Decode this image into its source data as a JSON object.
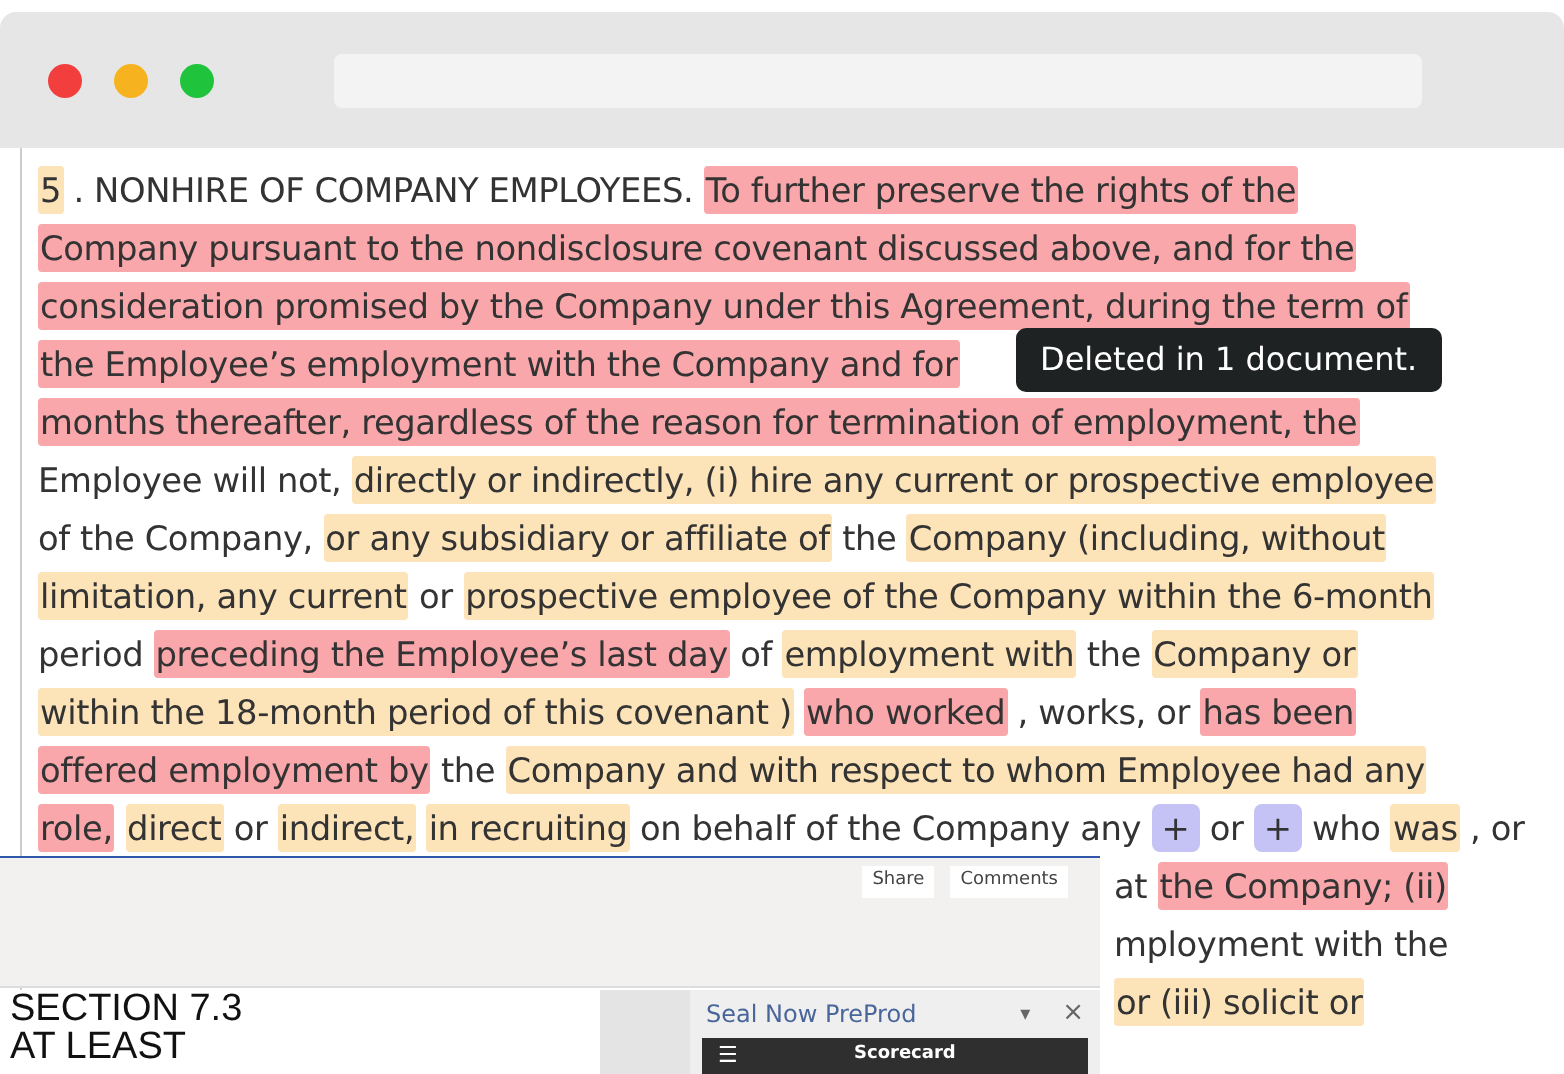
{
  "tooltip": {
    "text": "Deleted in 1 document."
  },
  "document": {
    "lines": [
      {
        "partly_covered": false,
        "segments": [
          {
            "text": "5",
            "kind": "changed"
          },
          {
            "text": ". NONHIRE OF COMPANY EMPLOYEES.",
            "kind": "plain"
          },
          {
            "text": "To further preserve the rights of the",
            "kind": "deleted"
          }
        ]
      },
      {
        "partly_covered": false,
        "segments": [
          {
            "text": "Company pursuant to the nondisclosure covenant discussed above, and for the",
            "kind": "deleted"
          }
        ]
      },
      {
        "partly_covered": false,
        "segments": [
          {
            "text": "consideration promised by the Company under this Agreement, during the term of",
            "kind": "deleted"
          }
        ]
      },
      {
        "partly_covered": false,
        "segments": [
          {
            "text": "the Employee’s employment with the Company and for",
            "kind": "deleted"
          }
        ]
      },
      {
        "partly_covered": false,
        "segments": [
          {
            "text": "months thereafter, regardless of the reason for termination of employment, the",
            "kind": "deleted"
          }
        ]
      },
      {
        "partly_covered": false,
        "segments": [
          {
            "text": "Employee will not,",
            "kind": "plain"
          },
          {
            "text": "directly or indirectly, (i) hire any current or prospective employee",
            "kind": "changed"
          }
        ]
      },
      {
        "partly_covered": false,
        "segments": [
          {
            "text": "of the Company,",
            "kind": "plain"
          },
          {
            "text": "or any subsidiary or affiliate of",
            "kind": "changed"
          },
          {
            "text": "the",
            "kind": "plain"
          },
          {
            "text": "Company (including, without",
            "kind": "changed"
          }
        ]
      },
      {
        "partly_covered": false,
        "segments": [
          {
            "text": "limitation, any current",
            "kind": "changed"
          },
          {
            "text": "or",
            "kind": "plain"
          },
          {
            "text": "prospective employee of the Company within the 6-month",
            "kind": "changed"
          }
        ]
      },
      {
        "partly_covered": false,
        "segments": [
          {
            "text": "period",
            "kind": "plain"
          },
          {
            "text": "preceding the Employee’s last day",
            "kind": "deleted"
          },
          {
            "text": "of",
            "kind": "plain"
          },
          {
            "text": "employment with",
            "kind": "changed"
          },
          {
            "text": "the",
            "kind": "plain"
          },
          {
            "text": "Company or",
            "kind": "changed"
          }
        ]
      },
      {
        "partly_covered": false,
        "segments": [
          {
            "text": "within the 18-month period of this covenant )",
            "kind": "changed"
          },
          {
            "text": "who worked",
            "kind": "deleted"
          },
          {
            "text": ", works, or",
            "kind": "plain"
          },
          {
            "text": "has been",
            "kind": "deleted"
          }
        ]
      },
      {
        "partly_covered": false,
        "segments": [
          {
            "text": "offered employment by",
            "kind": "deleted"
          },
          {
            "text": "the",
            "kind": "plain"
          },
          {
            "text": "Company and with respect to whom Employee had any",
            "kind": "changed"
          }
        ]
      },
      {
        "partly_covered": false,
        "segments": [
          {
            "text": "role,",
            "kind": "deleted"
          },
          {
            "text": "direct",
            "kind": "changed"
          },
          {
            "text": "or",
            "kind": "plain"
          },
          {
            "text": "indirect,",
            "kind": "changed"
          },
          {
            "text": "in recruiting",
            "kind": "changed"
          },
          {
            "text": "on behalf of the Company",
            "kind": "plain"
          },
          {
            "text": "any",
            "kind": "plain"
          },
          {
            "text": "+",
            "kind": "added"
          },
          {
            "text": "or",
            "kind": "plain"
          },
          {
            "text": "+",
            "kind": "added"
          },
          {
            "text": "who",
            "kind": "plain"
          },
          {
            "text": "was",
            "kind": "changed"
          },
          {
            "text": ", or",
            "kind": "plain"
          }
        ]
      },
      {
        "partly_covered": true,
        "segments": [
          {
            "text": "at",
            "kind": "plain"
          },
          {
            "text": "the Company; (ii)",
            "kind": "deleted"
          }
        ]
      },
      {
        "partly_covered": true,
        "segments": [
          {
            "text": "mployment with the",
            "kind": "plain"
          }
        ]
      },
      {
        "partly_covered": true,
        "segments": [
          {
            "text": "or (iii) solicit or",
            "kind": "changed"
          }
        ]
      }
    ]
  },
  "word_window": {
    "buttons": [
      "Share",
      "Comments"
    ],
    "texts": [
      "SECTION 7.3",
      "AT LEAST"
    ]
  },
  "addin_pane": {
    "title": "Seal Now PreProd",
    "caret": "▾",
    "close": "×",
    "menu": "☰",
    "toolbar_title": "Scorecard"
  }
}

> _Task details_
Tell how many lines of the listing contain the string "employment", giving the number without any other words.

> _Final answer_
4